More fine words. But as Gaddafi was being hunted down and gruesomely murdered, Assad was being shafted by his fair-weather friend. Just why Erdogan turned so abruptly on his erstwhile friend a few months later can be explained in one way: Assad would fall under the wave of the Arab Spring, so join the winning side and reap the benefits. Syria was until a century ago the heart of the Ottoman Caliphate, and Erdogan was determined to re-establish their "common history".
Erdogan said he was dreaming of a day, "when people can pass from a free Palestine through Istanbul to London. Not building walls around Turkey, but opening up to share with our neighbors. In Cairo, we are the Middle East, in Europe we are Europeans. We must shape history with all the nations around us." He told the Leaders of Change summit in March 2011 that the Middle East developments held out the promise of showing the way towards a "global, political, economic and cultural new order".
Those were more fine words. But like the Libya plan, the uprising in Syria went disastrously wrong. For many reasons: hubris, Kurds, anti-imperialists, and, of course, the duplicity of Turkey's NATO allies.
Kurds, Kurds, Kurds

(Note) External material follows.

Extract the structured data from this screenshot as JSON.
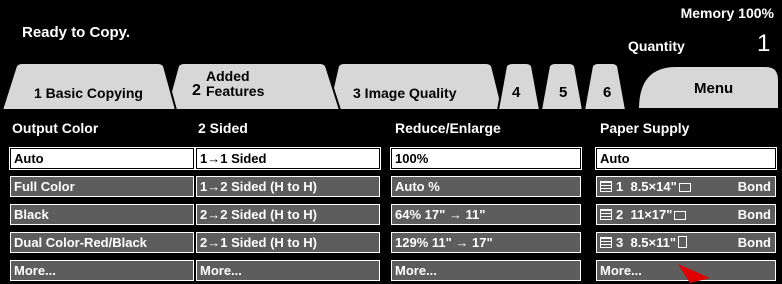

Rather than launch a serious campaign against the ISIS-type terrorist groups in Syria, as the West and Russia had called upon him to do, Erdogan remained focused on the Kurdistan Workers' Party (PKK), which continued to protest Turkish oppression by attacking a police station last week, killing six people. That was a mere drop of blood in the terrorist bucket compared to ISIS, but Erdogan called for a harsh response. He is also in electioneering mode. Targeting the PKK is good fodder ahead of the referendum that Erdogan has called for to grant him greater powers.
Syria now has an autonomous Kurdish region led by the Democratic Union Party (PYD), with ties to the PKK . The ability of Syrian Kurds to fight ISIS (the Kurds a one of the few faction of the insurgency doing so) is a feather in their cap, and deserves the respect of the Syrian government and the West in any future settlement.

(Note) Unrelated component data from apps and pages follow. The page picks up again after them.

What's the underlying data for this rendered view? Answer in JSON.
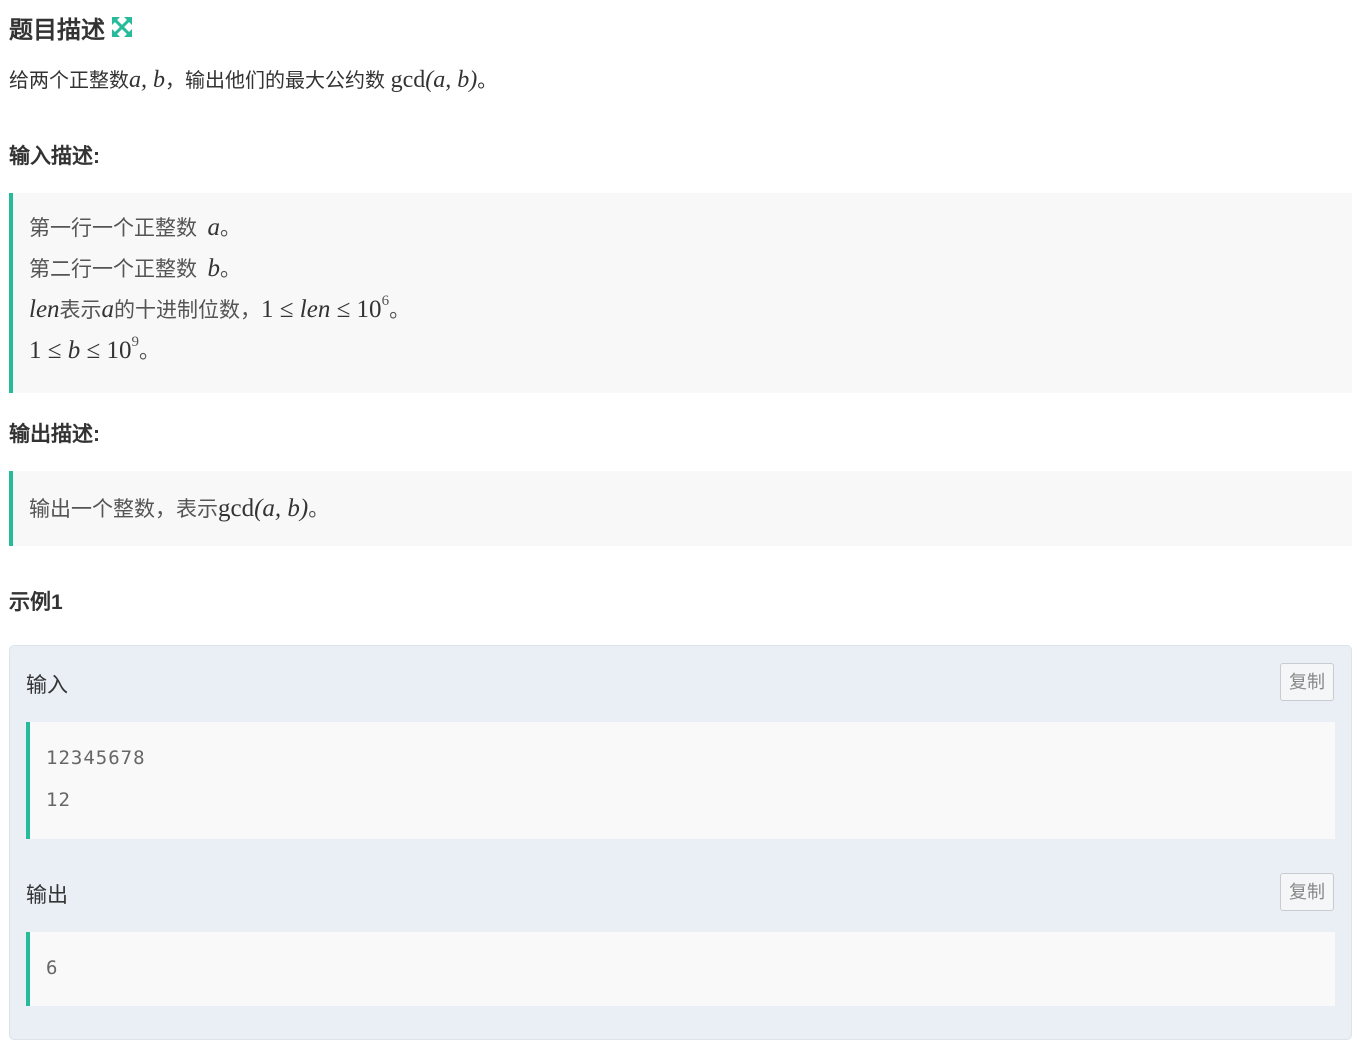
{
  "problem": {
    "title": "题目描述",
    "expand_icon": "expand-arrows-icon",
    "accent_color": "#25bb9b",
    "description": {
      "prefix": "给两个正整数",
      "vars": "a, b",
      "mid": "，输出他们的最大公约数",
      "gcd": "gcd",
      "args": "(a, b)",
      "suffix": "。"
    }
  },
  "input_section": {
    "heading": "输入描述:",
    "lines": [
      {
        "text": "第一行一个正整数",
        "math": "a",
        "end": "。"
      },
      {
        "text": "第二行一个正整数",
        "math": "b",
        "end": "。"
      },
      {
        "math_start": "len",
        "text": "表示",
        "math_a": "a",
        "text2": "的十进制位数，",
        "range": "1 ≤ ",
        "math_len": "len",
        "range2": " ≤ 10",
        "exp": "6",
        "end": "。"
      },
      {
        "range": "1 ≤ ",
        "math_b": "b",
        "range2": " ≤ 10",
        "exp": "9",
        "end": "。"
      }
    ]
  },
  "output_section": {
    "heading": "输出描述:",
    "line": {
      "text": "输出一个整数，表示",
      "gcd": "gcd",
      "args": "(a, b)",
      "end": "。"
    }
  },
  "example": {
    "heading": "示例1",
    "input_label": "输入",
    "output_label": "输出",
    "copy_label": "复制",
    "input_lines": [
      "12345678",
      "12"
    ],
    "output_lines": [
      "6"
    ]
  }
}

The Kurds have also exposed the perfidy of Erdogan in trying to use the Turkmen against the Kurds, and has revitalized Kurdish nationalism in Turkey in the face of the ongoing military campaign against Kurdish towns and cities. This is not a pretty picture for Turkey, but it is not the Kurds' fault.
Given the longstanding Kurdish autonomy in northern Iraq, the Kurds will now have a strong position to finally get the recognition they were denied at the Treaty of Versailles. NATO--including Turkey--is being pushed into Kurdish arms by the ruthless logic of history.